*The records:*
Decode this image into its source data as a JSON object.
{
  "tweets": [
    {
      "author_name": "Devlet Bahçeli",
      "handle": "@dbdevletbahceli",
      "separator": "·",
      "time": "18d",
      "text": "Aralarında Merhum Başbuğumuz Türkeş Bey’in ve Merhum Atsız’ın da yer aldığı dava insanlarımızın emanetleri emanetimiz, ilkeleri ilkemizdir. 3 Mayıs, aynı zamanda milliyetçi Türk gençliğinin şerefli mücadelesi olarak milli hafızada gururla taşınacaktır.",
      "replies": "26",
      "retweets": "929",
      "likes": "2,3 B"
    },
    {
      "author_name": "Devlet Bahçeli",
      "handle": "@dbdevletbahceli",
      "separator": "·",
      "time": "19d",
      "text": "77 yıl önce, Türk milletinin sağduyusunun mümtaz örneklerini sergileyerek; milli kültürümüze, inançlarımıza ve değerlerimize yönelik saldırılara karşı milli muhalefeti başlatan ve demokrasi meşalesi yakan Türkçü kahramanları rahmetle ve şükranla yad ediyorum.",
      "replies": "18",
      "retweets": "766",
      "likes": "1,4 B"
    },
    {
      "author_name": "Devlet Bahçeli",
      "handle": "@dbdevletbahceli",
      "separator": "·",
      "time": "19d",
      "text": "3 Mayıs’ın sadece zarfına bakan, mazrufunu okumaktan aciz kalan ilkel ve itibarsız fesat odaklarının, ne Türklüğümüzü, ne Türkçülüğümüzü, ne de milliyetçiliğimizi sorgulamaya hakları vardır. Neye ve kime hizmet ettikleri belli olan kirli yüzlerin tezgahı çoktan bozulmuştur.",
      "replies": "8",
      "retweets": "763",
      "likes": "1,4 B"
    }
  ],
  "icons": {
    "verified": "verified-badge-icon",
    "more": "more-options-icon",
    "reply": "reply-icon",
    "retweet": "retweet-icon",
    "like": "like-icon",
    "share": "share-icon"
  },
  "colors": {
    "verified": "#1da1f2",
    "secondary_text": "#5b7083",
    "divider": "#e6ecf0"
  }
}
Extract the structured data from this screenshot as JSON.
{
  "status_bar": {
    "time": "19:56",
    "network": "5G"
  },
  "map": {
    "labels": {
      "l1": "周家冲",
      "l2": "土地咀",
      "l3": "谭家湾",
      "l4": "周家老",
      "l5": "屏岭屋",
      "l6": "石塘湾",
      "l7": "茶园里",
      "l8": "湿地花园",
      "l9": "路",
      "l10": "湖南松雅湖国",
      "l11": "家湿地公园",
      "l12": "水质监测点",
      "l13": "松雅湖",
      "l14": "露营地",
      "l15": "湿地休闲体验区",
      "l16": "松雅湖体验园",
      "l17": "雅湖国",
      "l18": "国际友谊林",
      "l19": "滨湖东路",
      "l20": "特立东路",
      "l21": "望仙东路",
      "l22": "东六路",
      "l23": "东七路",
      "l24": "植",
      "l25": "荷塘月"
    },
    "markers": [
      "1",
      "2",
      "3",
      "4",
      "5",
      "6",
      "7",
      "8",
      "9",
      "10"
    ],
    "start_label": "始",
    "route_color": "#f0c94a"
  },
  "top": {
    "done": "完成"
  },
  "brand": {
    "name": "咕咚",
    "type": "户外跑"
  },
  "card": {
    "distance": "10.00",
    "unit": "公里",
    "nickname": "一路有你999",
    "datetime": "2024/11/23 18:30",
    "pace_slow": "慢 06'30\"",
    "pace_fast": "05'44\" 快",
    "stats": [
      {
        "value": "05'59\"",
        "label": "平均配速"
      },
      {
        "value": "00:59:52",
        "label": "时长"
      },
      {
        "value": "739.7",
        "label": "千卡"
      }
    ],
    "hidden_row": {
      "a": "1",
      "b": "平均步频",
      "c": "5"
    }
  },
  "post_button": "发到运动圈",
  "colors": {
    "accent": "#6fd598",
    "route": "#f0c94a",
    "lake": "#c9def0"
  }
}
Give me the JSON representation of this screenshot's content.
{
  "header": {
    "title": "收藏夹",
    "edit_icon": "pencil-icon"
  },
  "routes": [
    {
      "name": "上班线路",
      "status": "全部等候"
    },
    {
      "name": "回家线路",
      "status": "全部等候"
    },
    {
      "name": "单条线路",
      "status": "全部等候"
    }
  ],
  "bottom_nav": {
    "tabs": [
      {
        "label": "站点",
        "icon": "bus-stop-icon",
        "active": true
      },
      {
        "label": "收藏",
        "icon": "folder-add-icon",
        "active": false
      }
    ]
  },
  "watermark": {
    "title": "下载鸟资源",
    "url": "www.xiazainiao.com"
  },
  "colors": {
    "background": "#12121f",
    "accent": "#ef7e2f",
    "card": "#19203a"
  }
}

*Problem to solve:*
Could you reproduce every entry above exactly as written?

*Response for this exercise:*
Decode this image into its source data as a JSON object.
{
  "tweets": [
    {
      "author_name": "Devlet Bahçeli",
      "handle": "@dbdevletbahceli",
      "separator": "·",
      "time": "18d",
      "text": "Aralarında Merhum Başbuğumuz Türkeş Bey’in ve Merhum Atsız’ın da yer aldığı dava insanlarımızın emanetleri emanetimiz, ilkeleri ilkemizdir. 3 Mayıs, aynı zamanda milliyetçi Türk gençliğinin şerefli mücadelesi olarak milli hafızada gururla taşınacaktır.",
      "replies": "26",
      "retweets": "929",
      "likes": "2,3 B"
    },
    {
      "author_name": "Devlet Bahçeli",
      "handle": "@dbdevletbahceli",
      "separator": "·",
      "time": "19d",
      "text": "77 yıl önce, Türk milletinin sağduyusunun mümtaz örneklerini sergileyerek; milli kültürümüze, inançlarımıza ve değerlerimize yönelik saldırılara karşı milli muhalefeti başlatan ve demokrasi meşalesi yakan Türkçü kahramanları rahmetle ve şükranla yad ediyorum.",
      "replies": "18",
      "retweets": "766",
      "likes": "1,4 B"
    },
    {
      "author_name": "Devlet Bahçeli",
      "handle": "@dbdevletbahceli",
      "separator": "·",
      "time": "19d",
      "text": "3 Mayıs’ın sadece zarfına bakan, mazrufunu okumaktan aciz kalan ilkel ve itibarsız fesat odaklarının, ne Türklüğümüzü, ne Türkçülüğümüzü, ne de milliyetçiliğimizi sorgulamaya hakları vardır. Neye ve kime hizmet ettikleri belli olan kirli yüzlerin tezgahı çoktan bozulmuştur.",
      "replies": "8",
      "retweets": "763",
      "likes": "1,4 B"
    }
  ],
  "icons": {
    "verified": "verified-badge-icon",
    "more": "more-options-icon",
    "reply": "reply-icon",
    "retweet": "retweet-icon",
    "like": "like-icon",
    "share": "share-icon"
  },
  "colors": {
    "verified": "#1da1f2",
    "secondary_text": "#5b7083",
    "divider": "#e6ecf0"
  }
}
Extract the structured data from this screenshot as JSON.
{
  "status_bar": {
    "time": "19:56",
    "network": "5G"
  },
  "map": {
    "labels": {
      "l1": "周家冲",
      "l2": "土地咀",
      "l3": "谭家湾",
      "l4": "周家老",
      "l5": "屏岭屋",
      "l6": "石塘湾",
      "l7": "茶园里",
      "l8": "湿地花园",
      "l9": "路",
      "l10": "湖南松雅湖国",
      "l11": "家湿地公园",
      "l12": "水质监测点",
      "l13": "松雅湖",
      "l14": "露营地",
      "l15": "湿地休闲体验区",
      "l16": "松雅湖体验园",
      "l17": "雅湖国",
      "l18": "国际友谊林",
      "l19": "滨湖东路",
      "l20": "特立东路",
      "l21": "望仙东路",
      "l22": "东六路",
      "l23": "东七路",
      "l24": "植",
      "l25": "荷塘月"
    },
    "markers": [
      "1",
      "2",
      "3",
      "4",
      "5",
      "6",
      "7",
      "8",
      "9",
      "10"
    ],
    "start_label": "始",
    "route_color": "#f0c94a"
  },
  "top": {
    "done": "完成"
  },
  "brand": {
    "name": "咕咚",
    "type": "户外跑"
  },
  "card": {
    "distance": "10.00",
    "unit": "公里",
    "nickname": "一路有你999",
    "datetime": "2024/11/23 18:30",
    "pace_slow": "慢 06'30\"",
    "pace_fast": "05'44\" 快",
    "stats": [
      {
        "value": "05'59\"",
        "label": "平均配速"
      },
      {
        "value": "00:59:52",
        "label": "时长"
      },
      {
        "value": "739.7",
        "label": "千卡"
      }
    ],
    "hidden_row": {
      "a": "1",
      "b": "平均步频",
      "c": "5"
    }
  },
  "post_button": "发到运动圈",
  "colors": {
    "accent": "#6fd598",
    "route": "#f0c94a",
    "lake": "#c9def0"
  }
}
Give me the JSON representation of this screenshot's content.
{
  "header": {
    "title": "收藏夹",
    "edit_icon": "pencil-icon"
  },
  "routes": [
    {
      "name": "上班线路",
      "status": "全部等候"
    },
    {
      "name": "回家线路",
      "status": "全部等候"
    },
    {
      "name": "单条线路",
      "status": "全部等候"
    }
  ],
  "bottom_nav": {
    "tabs": [
      {
        "label": "站点",
        "icon": "bus-stop-icon",
        "active": true
      },
      {
        "label": "收藏",
        "icon": "folder-add-icon",
        "active": false
      }
    ]
  },
  "watermark": {
    "title": "下载鸟资源",
    "url": "www.xiazainiao.com"
  },
  "colors": {
    "background": "#12121f",
    "accent": "#ef7e2f",
    "card": "#19203a"
  }
}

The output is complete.